- [Entries shown]
----------

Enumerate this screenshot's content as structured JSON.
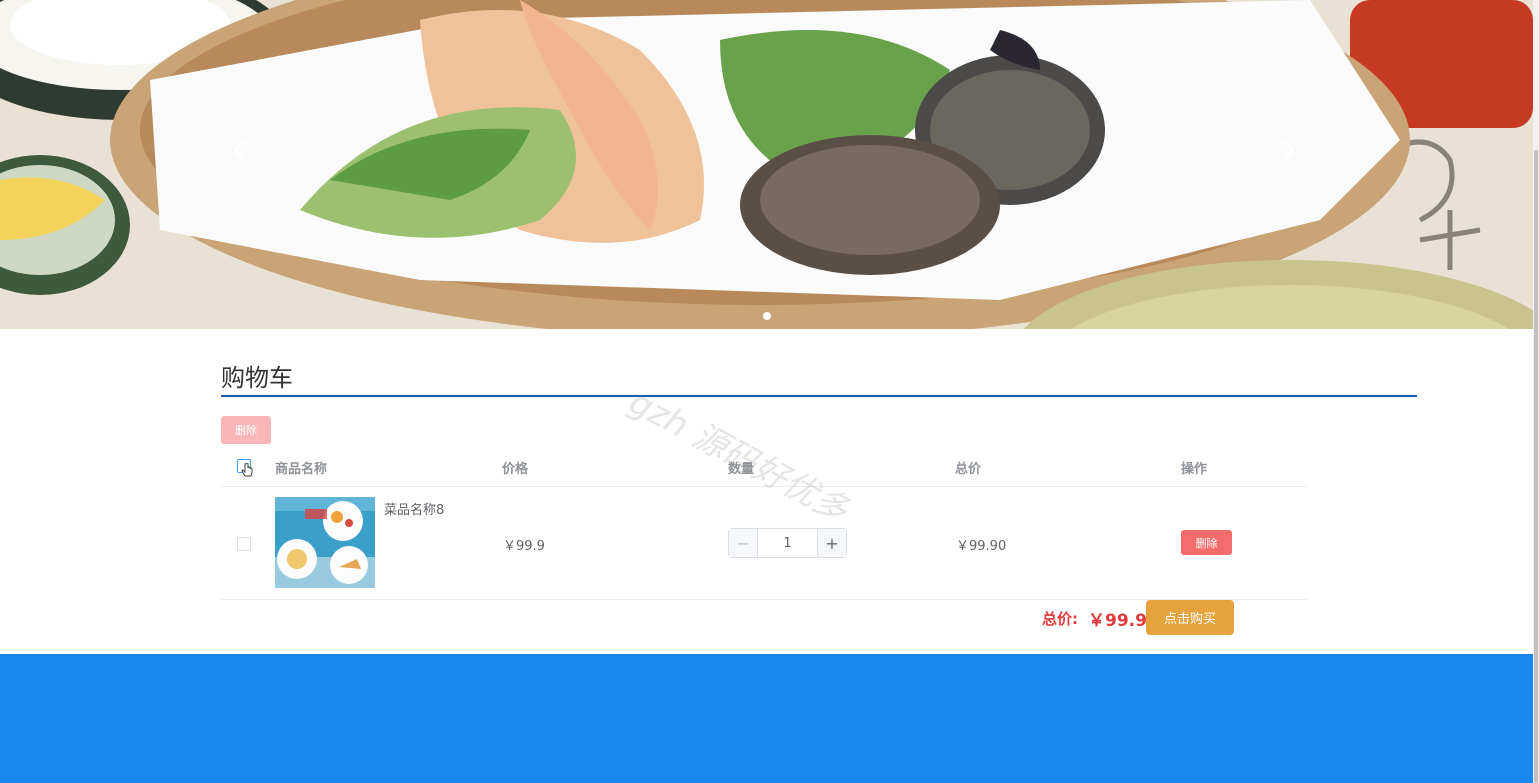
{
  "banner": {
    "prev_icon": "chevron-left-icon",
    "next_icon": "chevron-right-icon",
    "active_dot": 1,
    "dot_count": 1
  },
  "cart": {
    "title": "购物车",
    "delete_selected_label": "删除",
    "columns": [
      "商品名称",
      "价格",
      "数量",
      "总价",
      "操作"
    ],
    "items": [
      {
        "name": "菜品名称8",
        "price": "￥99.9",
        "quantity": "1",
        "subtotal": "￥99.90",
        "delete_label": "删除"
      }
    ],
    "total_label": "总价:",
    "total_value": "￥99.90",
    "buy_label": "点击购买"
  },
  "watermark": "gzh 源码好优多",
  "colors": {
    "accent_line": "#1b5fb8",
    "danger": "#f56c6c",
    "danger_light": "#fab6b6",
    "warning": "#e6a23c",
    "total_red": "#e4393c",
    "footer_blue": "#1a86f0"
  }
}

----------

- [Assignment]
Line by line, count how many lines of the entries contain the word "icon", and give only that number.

- [Response to the exercise]
2